The Russian ruble traded at 72.2 per USD, mainly due to broad dollar strength on hawkish signals from the US Federal Reserve. Still, it remains not far from its strongest since July of 2020 of 71.5 touched last week, after the US President Joe Biden and Russia's Vladimir Putin agreed to begin cybersecurity and arms control talks during its first meeting in Geneva that highlighted their discord on those issues, human rights and Ukraine. The geopolitical discount in the ruble remains significant as in April 2019, when oil prices, one of the main drivers of the ruble's exchange rate, were near current levels of around $74.5 a barrel, the ruble stood at around 65 to the dollar. Last week, the Russian central bank raised interest rates for the third time this year and signaled they would consider more monetary tightening at upcoming meetings. Policymakers voiced concerns about growing inflationary pressure after economic data showed Russia's annual consumer price inflation accelerated more.

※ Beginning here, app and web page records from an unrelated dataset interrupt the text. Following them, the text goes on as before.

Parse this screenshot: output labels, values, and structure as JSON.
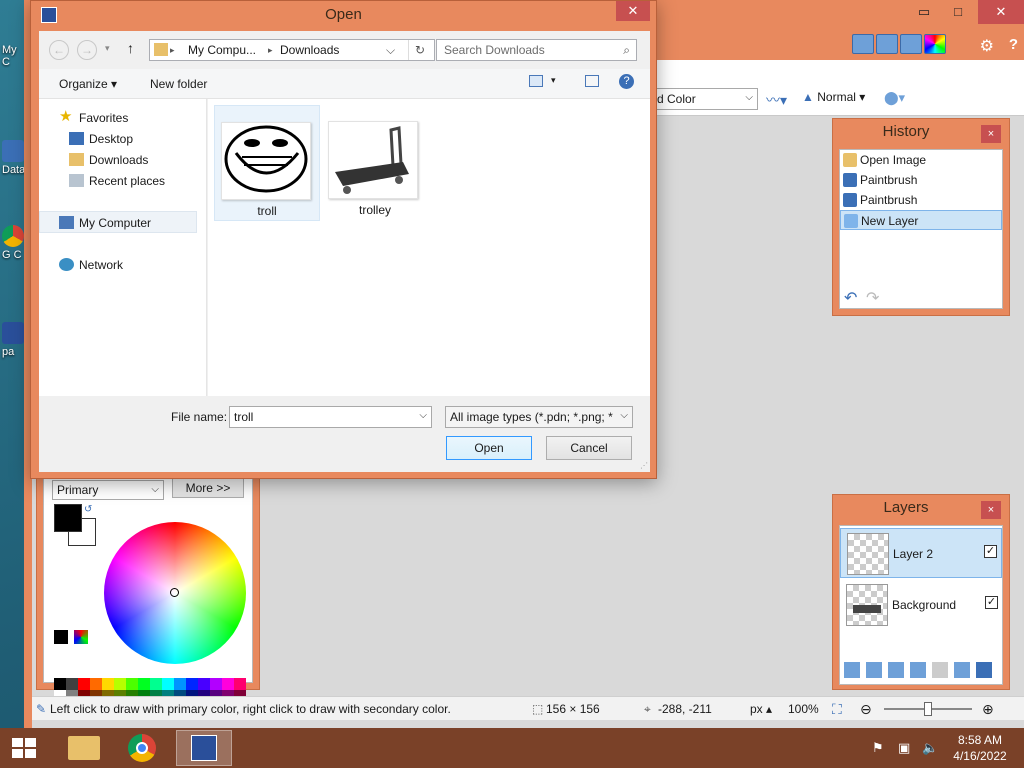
{
  "desktop": {
    "icons": [
      {
        "label": "My C"
      },
      {
        "label": "Data"
      },
      {
        "label": "G C"
      },
      {
        "label": "pa"
      }
    ]
  },
  "app": {
    "controls": {
      "minimize": "▭",
      "maximize": "□",
      "close": "✕"
    },
    "toolbar": {
      "fill_mode_value": "d Color",
      "blend_mode": "Normal"
    }
  },
  "history": {
    "title": "History",
    "close": "×",
    "items": [
      {
        "label": "Open Image",
        "icon": "folder-icon"
      },
      {
        "label": "Paintbrush",
        "icon": "paintbrush-icon"
      },
      {
        "label": "Paintbrush",
        "icon": "paintbrush-icon"
      },
      {
        "label": "New Layer",
        "icon": "new-layer-icon",
        "selected": true
      }
    ],
    "undo": "↶",
    "redo": "↷"
  },
  "layers": {
    "title": "Layers",
    "close": "×",
    "items": [
      {
        "name": "Layer 2",
        "visible": "✓",
        "selected": true
      },
      {
        "name": "Background",
        "visible": "✓"
      }
    ]
  },
  "colors": {
    "mode": "Primary",
    "more_button": "More >>",
    "palette": [
      "#000000",
      "#404040",
      "#ff0000",
      "#ff6a00",
      "#ffd800",
      "#b6ff00",
      "#4cff00",
      "#00ff21",
      "#00ff90",
      "#00ffff",
      "#0094ff",
      "#0026ff",
      "#4800ff",
      "#b200ff",
      "#ff00dc",
      "#ff006e",
      "#ffffff",
      "#808080",
      "#7f0000",
      "#7f3300",
      "#7f6a00",
      "#5b7f00",
      "#267f00",
      "#007f0e",
      "#007f46",
      "#007f7f",
      "#004a7f",
      "#00137f",
      "#21007f",
      "#57007f",
      "#7f006e",
      "#7f0037"
    ]
  },
  "status": {
    "hint": "Left click to draw with primary color, right click to draw with secondary color.",
    "selection_size": "156 × 156",
    "cursor_pos": "-288, -211",
    "units": "px",
    "zoom": "100%"
  },
  "dialog": {
    "title": "Open",
    "close": "✕",
    "nav": {
      "back": "←",
      "forward": "→",
      "up": "↑"
    },
    "address": {
      "seg1": "My Compu...",
      "sep": "▸",
      "seg2": "Downloads"
    },
    "search_placeholder": "Search Downloads",
    "organize": "Organize ▾",
    "new_folder": "New folder",
    "sidebar": {
      "favorites": "Favorites",
      "desktop": "Desktop",
      "downloads": "Downloads",
      "recent": "Recent places",
      "computer": "My Computer",
      "network": "Network"
    },
    "files": [
      {
        "name": "troll",
        "selected": true
      },
      {
        "name": "trolley"
      }
    ],
    "filename_label": "File name:",
    "filename_value": "troll",
    "filetype": "All image types (*.pdn; *.png; *",
    "open_button": "Open",
    "cancel_button": "Cancel"
  },
  "taskbar": {
    "clock_time": "8:58 AM",
    "clock_date": "4/16/2022"
  }
}
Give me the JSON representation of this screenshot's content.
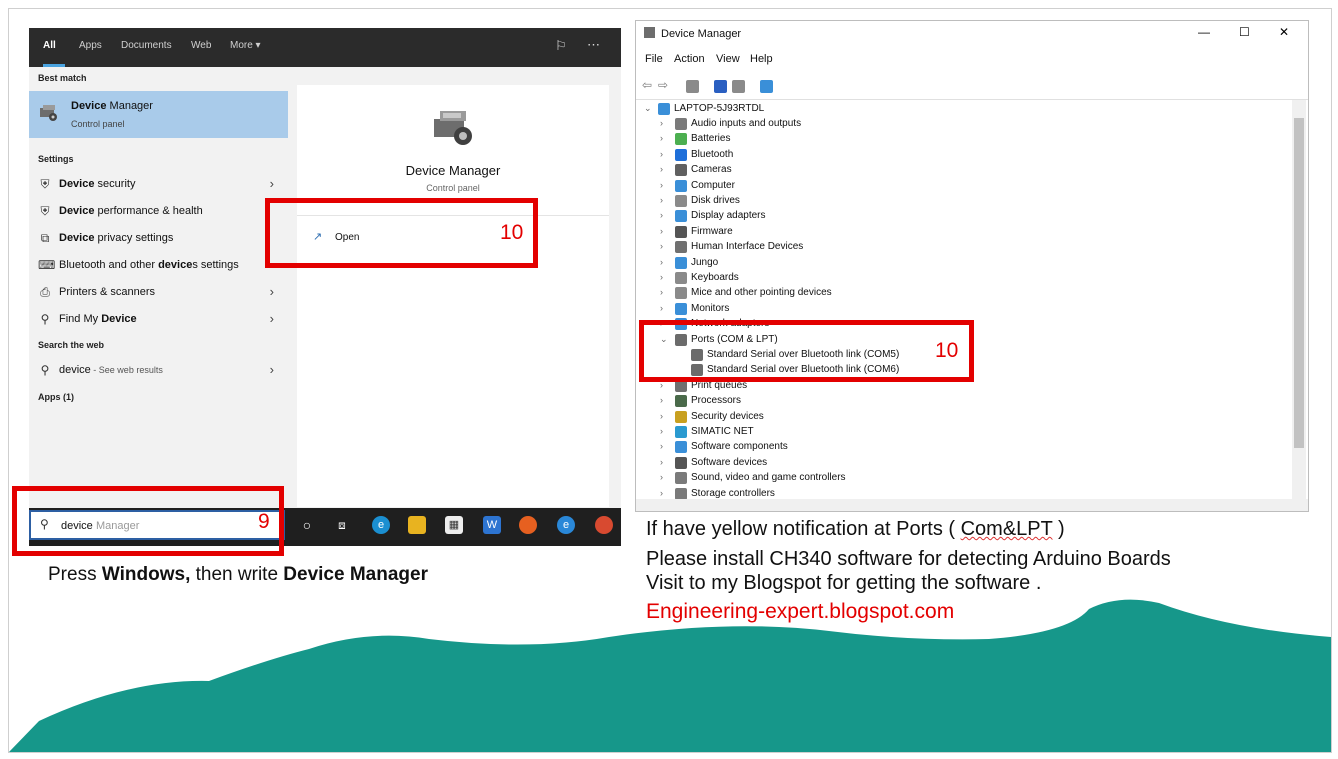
{
  "search": {
    "tabs": [
      "All",
      "Apps",
      "Documents",
      "Web",
      "More ▾"
    ],
    "best_match_header": "Best match",
    "best_match": {
      "bold": "Device",
      "rest": " Manager",
      "sub": "Control panel"
    },
    "settings_header": "Settings",
    "settings": [
      {
        "pre": "",
        "bold": "Device",
        "post": " security",
        "icon": "shield-icon",
        "glyph": "⛨",
        "chevron": true
      },
      {
        "pre": "",
        "bold": "Device",
        "post": " performance & health",
        "icon": "shield-icon",
        "glyph": "⛨",
        "chevron": false
      },
      {
        "pre": "",
        "bold": "Device",
        "post": " privacy settings",
        "icon": "privacy-icon",
        "glyph": "⧉",
        "chevron": false
      },
      {
        "pre": "Bluetooth and other ",
        "bold": "device",
        "post": "s settings",
        "icon": "bluetooth-devices-icon",
        "glyph": "⌨",
        "chevron": false
      },
      {
        "pre": "",
        "bold": "",
        "post": "Printers & scanners",
        "icon": "printer-icon",
        "glyph": "⎙",
        "chevron": true
      },
      {
        "pre": "Find My ",
        "bold": "Device",
        "post": "",
        "icon": "location-icon",
        "glyph": "⚲",
        "chevron": true
      }
    ],
    "web_header": "Search the web",
    "web_result": {
      "term": "device",
      "suffix": " - See web results"
    },
    "apps_header": "Apps (1)",
    "preview": {
      "title": "Device Manager",
      "subtitle": "Control panel",
      "open_label": "Open"
    },
    "query_typed": "device",
    "query_hint": "Manager"
  },
  "device_manager": {
    "title": "Device Manager",
    "menu": [
      "File",
      "Action",
      "View",
      "Help"
    ],
    "window_controls": [
      "—",
      "☐",
      "✕"
    ],
    "computer": "LAPTOP-5J93RTDL",
    "categories": [
      {
        "label": "Audio inputs and outputs",
        "color": "#7a7a7a"
      },
      {
        "label": "Batteries",
        "color": "#4caf50"
      },
      {
        "label": "Bluetooth",
        "color": "#1e6fd9"
      },
      {
        "label": "Cameras",
        "color": "#606060"
      },
      {
        "label": "Computer",
        "color": "#3a8fd8"
      },
      {
        "label": "Disk drives",
        "color": "#8a8a8a"
      },
      {
        "label": "Display adapters",
        "color": "#3a8fd8"
      },
      {
        "label": "Firmware",
        "color": "#555555"
      },
      {
        "label": "Human Interface Devices",
        "color": "#707070"
      },
      {
        "label": "Jungo",
        "color": "#3a8fd8"
      },
      {
        "label": "Keyboards",
        "color": "#8a8a8a"
      },
      {
        "label": "Mice and other pointing devices",
        "color": "#8a8a8a"
      },
      {
        "label": "Monitors",
        "color": "#3a8fd8"
      },
      {
        "label": "Network adapters",
        "color": "#3a8fd8"
      },
      {
        "label": "Ports (COM & LPT)",
        "color": "#6b6b6b",
        "expanded": true
      },
      {
        "label": "Print queues",
        "color": "#707070"
      },
      {
        "label": "Processors",
        "color": "#4a6a4a"
      },
      {
        "label": "Security devices",
        "color": "#c8a020"
      },
      {
        "label": "SIMATIC NET",
        "color": "#2a9ad0"
      },
      {
        "label": "Software components",
        "color": "#3a8fd8"
      },
      {
        "label": "Software devices",
        "color": "#555555"
      },
      {
        "label": "Sound, video and game controllers",
        "color": "#7a7a7a"
      },
      {
        "label": "Storage controllers",
        "color": "#7a7a7a"
      }
    ],
    "ports": [
      "Standard Serial over Bluetooth link (COM5)",
      "Standard Serial over Bluetooth link (COM6)"
    ]
  },
  "markers": {
    "step9": "9",
    "step10_open": "10",
    "step10_ports": "10"
  },
  "captions": {
    "press_pre": "Press ",
    "press_b1": "Windows,",
    "press_mid": " then write ",
    "press_b2": "Device Manager",
    "note1_pre": "If have yellow notification at Ports ( ",
    "note1_link": "Com&LPT",
    "note1_post": " )",
    "note2": "Please install CH340 software for detecting Arduino Boards",
    "note3": "Visit to my Blogspot for getting the software .",
    "blog": "Engineering-expert.blogspot.com"
  },
  "colors": {
    "accent_red": "#e30000",
    "wave_teal": "#16978a",
    "selection": "#a9cbea"
  }
}
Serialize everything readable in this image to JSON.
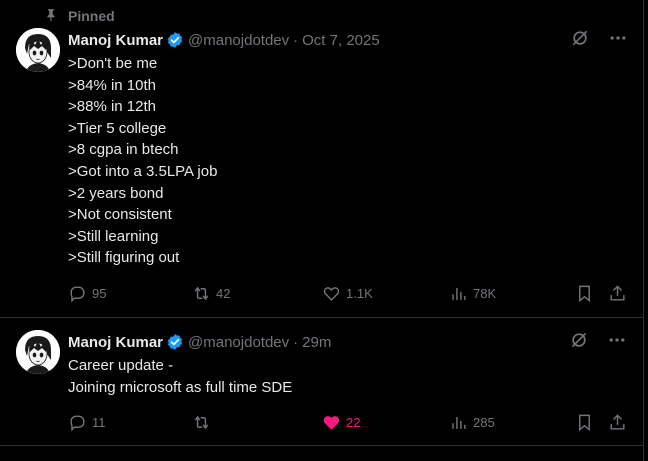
{
  "pinned_label": "Pinned",
  "colors": {
    "background": "#000000",
    "text": "#e7e9ea",
    "muted": "#71767b",
    "verified": "#1d9bf0",
    "like": "#f91880"
  },
  "posts": [
    {
      "author": {
        "name": "Manoj Kumar",
        "handle": "@manojdotdev",
        "verified": true
      },
      "timestamp": "Oct 7, 2025",
      "lines": [
        ">Don't be me",
        ">84% in 10th",
        ">88% in 12th",
        ">Tier 5 college",
        ">8 cgpa in btech",
        ">Got into a 3.5LPA job",
        ">2 years bond",
        ">Not consistent",
        ">Still learning",
        ">Still figuring out"
      ],
      "stats": {
        "replies": "95",
        "reposts": "42",
        "likes": "1.1K",
        "views": "78K"
      },
      "liked": false
    },
    {
      "author": {
        "name": "Manoj Kumar",
        "handle": "@manojdotdev",
        "verified": true
      },
      "timestamp": "29m",
      "lines": [
        "Career update -",
        "Joining rnicrosoft as full time SDE"
      ],
      "stats": {
        "replies": "11",
        "reposts": "",
        "likes": "22",
        "views": "285"
      },
      "liked": true
    }
  ]
}
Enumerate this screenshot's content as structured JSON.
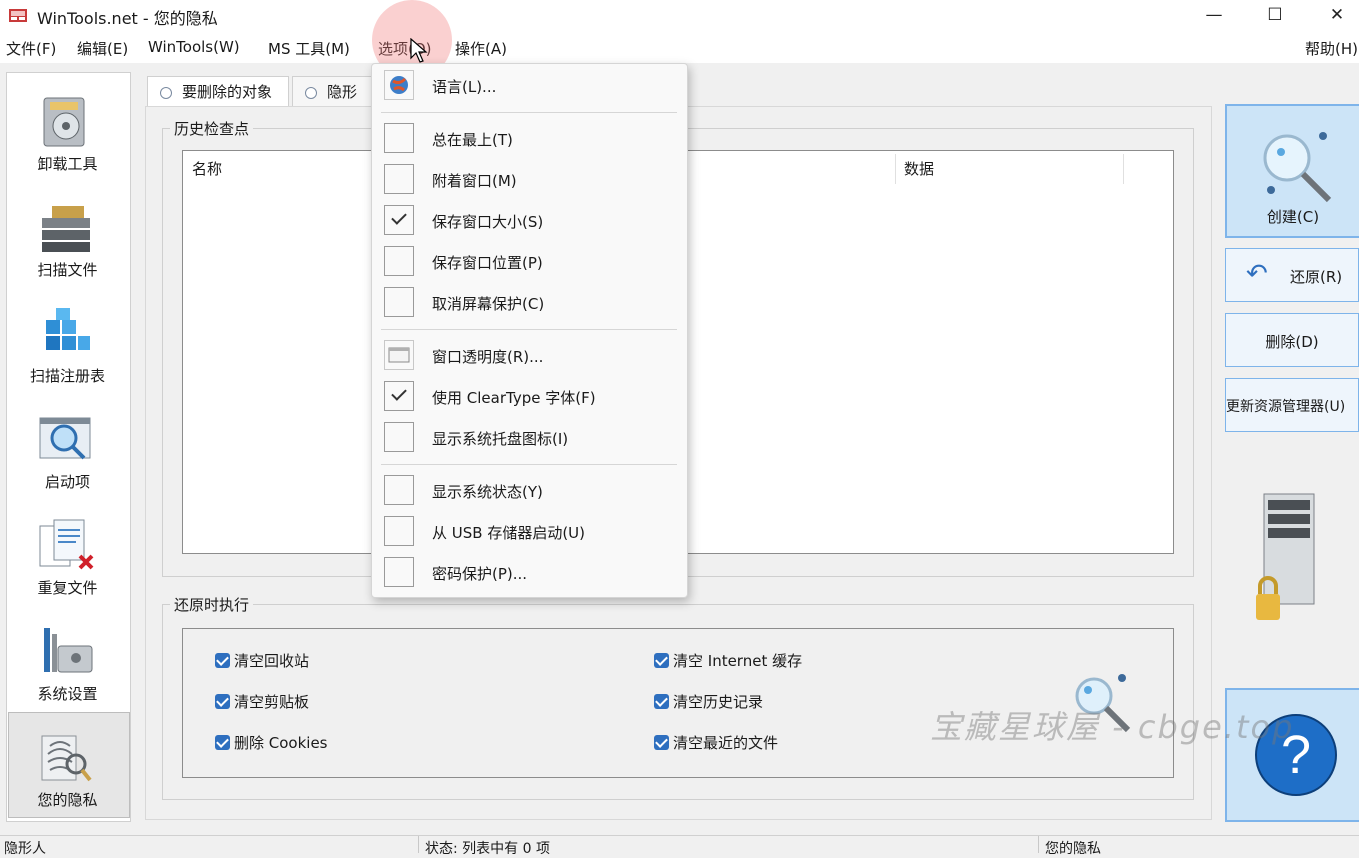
{
  "window": {
    "title": "WinTools.net - 您的隐私",
    "controls": {
      "minimize": "—",
      "maximize": "☐",
      "close": "✕"
    }
  },
  "menubar": {
    "items": [
      "文件(F)",
      "编辑(E)",
      "WinTools(W)",
      "MS 工具(M)",
      "选项(O)",
      "操作(A)"
    ],
    "help": "帮助(H)"
  },
  "sidebar": {
    "items": [
      {
        "label": "卸载工具",
        "icon": "uninstall-icon"
      },
      {
        "label": "扫描文件",
        "icon": "scan-files-icon"
      },
      {
        "label": "扫描注册表",
        "icon": "registry-icon"
      },
      {
        "label": "启动项",
        "icon": "startup-icon"
      },
      {
        "label": "重复文件",
        "icon": "duplicate-files-icon"
      },
      {
        "label": "系统设置",
        "icon": "system-settings-icon"
      },
      {
        "label": "您的隐私",
        "icon": "privacy-icon"
      }
    ]
  },
  "tabs": [
    {
      "label": "要删除的对象"
    },
    {
      "label": "隐形人"
    }
  ],
  "checkpoints": {
    "title": "历史检查点",
    "columns": {
      "name": "名称",
      "data": "数据"
    }
  },
  "restore": {
    "title": "还原时执行",
    "options": [
      {
        "label": "清空回收站",
        "checked": true
      },
      {
        "label": "清空剪贴板",
        "checked": true
      },
      {
        "label": "删除 Cookies",
        "checked": true
      },
      {
        "label": "清空 Internet 缓存",
        "checked": true
      },
      {
        "label": "清空历史记录",
        "checked": true
      },
      {
        "label": "清空最近的文件",
        "checked": true
      }
    ]
  },
  "actions": {
    "create": "创建(C)",
    "restore": "还原(R)",
    "delete": "删除(D)",
    "refresh_explorer": "更新资源管理器(U)",
    "help": "?"
  },
  "options_menu": {
    "items": [
      {
        "label": "语言(L)...",
        "type": "icon"
      },
      {
        "label": "总在最上(T)",
        "checked": false
      },
      {
        "label": "附着窗口(M)",
        "checked": false
      },
      {
        "label": "保存窗口大小(S)",
        "checked": true
      },
      {
        "label": "保存窗口位置(P)",
        "checked": false
      },
      {
        "label": "取消屏幕保护(C)",
        "checked": false
      },
      {
        "label": "窗口透明度(R)...",
        "type": "icon"
      },
      {
        "label": "使用 ClearType 字体(F)",
        "checked": true
      },
      {
        "label": "显示系统托盘图标(I)",
        "checked": false
      },
      {
        "label": "显示系统状态(Y)",
        "checked": false
      },
      {
        "label": "从 USB 存储器启动(U)",
        "checked": false
      },
      {
        "label": "密码保护(P)...",
        "checked": false
      }
    ]
  },
  "statusbar": {
    "left": "隐形人",
    "middle": "状态: 列表中有 0 项",
    "right": "您的隐私"
  },
  "watermark": "宝藏星球屋 - cbge.top",
  "colors": {
    "accent": "#2e6fbf",
    "button_blue": "#cce4f7",
    "button_border": "#7eb4ea"
  }
}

Historically, the Russian Ruble reached an all time high of 85.97 in January of 2016. Russian Ruble - data, forecasts, historical chart - was last updated on June of 2021.
The Russian Ruble is expected to trade at 73.41 by the end of this quarter, according to Trading Economics global macro models and analysts expectations. Looking forward, we estimate it to trade at 75.61 in 12 months time.